Extracted records:
= = = =

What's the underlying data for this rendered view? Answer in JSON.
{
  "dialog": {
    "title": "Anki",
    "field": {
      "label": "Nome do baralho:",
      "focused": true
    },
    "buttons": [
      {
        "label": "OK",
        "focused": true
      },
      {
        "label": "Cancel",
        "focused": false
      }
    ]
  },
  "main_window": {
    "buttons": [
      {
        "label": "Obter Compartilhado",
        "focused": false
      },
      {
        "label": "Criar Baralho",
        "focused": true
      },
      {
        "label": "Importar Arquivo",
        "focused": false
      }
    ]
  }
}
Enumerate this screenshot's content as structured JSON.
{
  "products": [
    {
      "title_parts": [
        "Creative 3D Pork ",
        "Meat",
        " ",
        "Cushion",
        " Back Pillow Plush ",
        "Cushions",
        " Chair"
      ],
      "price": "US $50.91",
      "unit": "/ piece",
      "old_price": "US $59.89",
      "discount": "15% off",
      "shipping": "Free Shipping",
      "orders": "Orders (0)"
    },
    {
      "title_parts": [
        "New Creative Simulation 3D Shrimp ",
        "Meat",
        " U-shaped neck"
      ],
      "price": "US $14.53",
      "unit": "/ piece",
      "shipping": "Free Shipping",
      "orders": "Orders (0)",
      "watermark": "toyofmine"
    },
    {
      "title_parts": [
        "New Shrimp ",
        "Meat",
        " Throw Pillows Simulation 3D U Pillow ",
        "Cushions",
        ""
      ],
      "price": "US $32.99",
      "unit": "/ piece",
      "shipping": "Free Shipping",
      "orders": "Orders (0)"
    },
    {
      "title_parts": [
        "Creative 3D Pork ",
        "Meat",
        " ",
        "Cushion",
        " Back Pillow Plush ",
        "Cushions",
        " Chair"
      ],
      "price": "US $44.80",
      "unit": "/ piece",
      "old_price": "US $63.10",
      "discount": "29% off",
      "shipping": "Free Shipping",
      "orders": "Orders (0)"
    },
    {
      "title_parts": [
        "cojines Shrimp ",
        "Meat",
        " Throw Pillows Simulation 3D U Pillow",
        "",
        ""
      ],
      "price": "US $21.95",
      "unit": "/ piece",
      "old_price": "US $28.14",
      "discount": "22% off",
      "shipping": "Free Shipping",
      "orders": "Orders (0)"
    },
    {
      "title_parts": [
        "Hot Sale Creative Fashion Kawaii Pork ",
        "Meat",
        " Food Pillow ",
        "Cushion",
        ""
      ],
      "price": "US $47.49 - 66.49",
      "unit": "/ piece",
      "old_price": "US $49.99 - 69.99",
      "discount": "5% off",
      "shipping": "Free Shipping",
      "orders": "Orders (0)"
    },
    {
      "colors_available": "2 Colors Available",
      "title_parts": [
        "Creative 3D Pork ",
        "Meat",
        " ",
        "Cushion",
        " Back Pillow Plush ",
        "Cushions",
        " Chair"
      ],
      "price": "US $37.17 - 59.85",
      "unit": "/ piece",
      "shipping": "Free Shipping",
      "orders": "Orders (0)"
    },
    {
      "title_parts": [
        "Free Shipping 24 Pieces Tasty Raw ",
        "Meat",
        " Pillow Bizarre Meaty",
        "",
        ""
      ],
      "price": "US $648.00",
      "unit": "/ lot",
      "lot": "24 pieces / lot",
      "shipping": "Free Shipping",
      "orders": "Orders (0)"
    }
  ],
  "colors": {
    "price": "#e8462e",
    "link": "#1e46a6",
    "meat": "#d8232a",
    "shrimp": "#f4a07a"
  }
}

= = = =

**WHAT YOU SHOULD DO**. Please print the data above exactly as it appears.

**REPLY**.
What's the underlying data for this rendered view? Answer in JSON.
{
  "dialog": {
    "title": "Anki",
    "field": {
      "label": "Nome do baralho:",
      "focused": true
    },
    "buttons": [
      {
        "label": "OK",
        "focused": true
      },
      {
        "label": "Cancel",
        "focused": false
      }
    ]
  },
  "main_window": {
    "buttons": [
      {
        "label": "Obter Compartilhado",
        "focused": false
      },
      {
        "label": "Criar Baralho",
        "focused": true
      },
      {
        "label": "Importar Arquivo",
        "focused": false
      }
    ]
  }
}
Enumerate this screenshot's content as structured JSON.
{
  "products": [
    {
      "title_parts": [
        "Creative 3D Pork ",
        "Meat",
        " ",
        "Cushion",
        " Back Pillow Plush ",
        "Cushions",
        " Chair"
      ],
      "price": "US $50.91",
      "unit": "/ piece",
      "old_price": "US $59.89",
      "discount": "15% off",
      "shipping": "Free Shipping",
      "orders": "Orders (0)"
    },
    {
      "title_parts": [
        "New Creative Simulation 3D Shrimp ",
        "Meat",
        " U-shaped neck"
      ],
      "price": "US $14.53",
      "unit": "/ piece",
      "shipping": "Free Shipping",
      "orders": "Orders (0)",
      "watermark": "toyofmine"
    },
    {
      "title_parts": [
        "New Shrimp ",
        "Meat",
        " Throw Pillows Simulation 3D U Pillow ",
        "Cushions",
        ""
      ],
      "price": "US $32.99",
      "unit": "/ piece",
      "shipping": "Free Shipping",
      "orders": "Orders (0)"
    },
    {
      "title_parts": [
        "Creative 3D Pork ",
        "Meat",
        " ",
        "Cushion",
        " Back Pillow Plush ",
        "Cushions",
        " Chair"
      ],
      "price": "US $44.80",
      "unit": "/ piece",
      "old_price": "US $63.10",
      "discount": "29% off",
      "shipping": "Free Shipping",
      "orders": "Orders (0)"
    },
    {
      "title_parts": [
        "cojines Shrimp ",
        "Meat",
        " Throw Pillows Simulation 3D U Pillow",
        "",
        ""
      ],
      "price": "US $21.95",
      "unit": "/ piece",
      "old_price": "US $28.14",
      "discount": "22% off",
      "shipping": "Free Shipping",
      "orders": "Orders (0)"
    },
    {
      "title_parts": [
        "Hot Sale Creative Fashion Kawaii Pork ",
        "Meat",
        " Food Pillow ",
        "Cushion",
        ""
      ],
      "price": "US $47.49 - 66.49",
      "unit": "/ piece",
      "old_price": "US $49.99 - 69.99",
      "discount": "5% off",
      "shipping": "Free Shipping",
      "orders": "Orders (0)"
    },
    {
      "colors_available": "2 Colors Available",
      "title_parts": [
        "Creative 3D Pork ",
        "Meat",
        " ",
        "Cushion",
        " Back Pillow Plush ",
        "Cushions",
        " Chair"
      ],
      "price": "US $37.17 - 59.85",
      "unit": "/ piece",
      "shipping": "Free Shipping",
      "orders": "Orders (0)"
    },
    {
      "title_parts": [
        "Free Shipping 24 Pieces Tasty Raw ",
        "Meat",
        " Pillow Bizarre Meaty",
        "",
        ""
      ],
      "price": "US $648.00",
      "unit": "/ lot",
      "lot": "24 pieces / lot",
      "shipping": "Free Shipping",
      "orders": "Orders (0)"
    }
  ],
  "colors": {
    "price": "#e8462e",
    "link": "#1e46a6",
    "meat": "#d8232a",
    "shrimp": "#f4a07a"
  }
}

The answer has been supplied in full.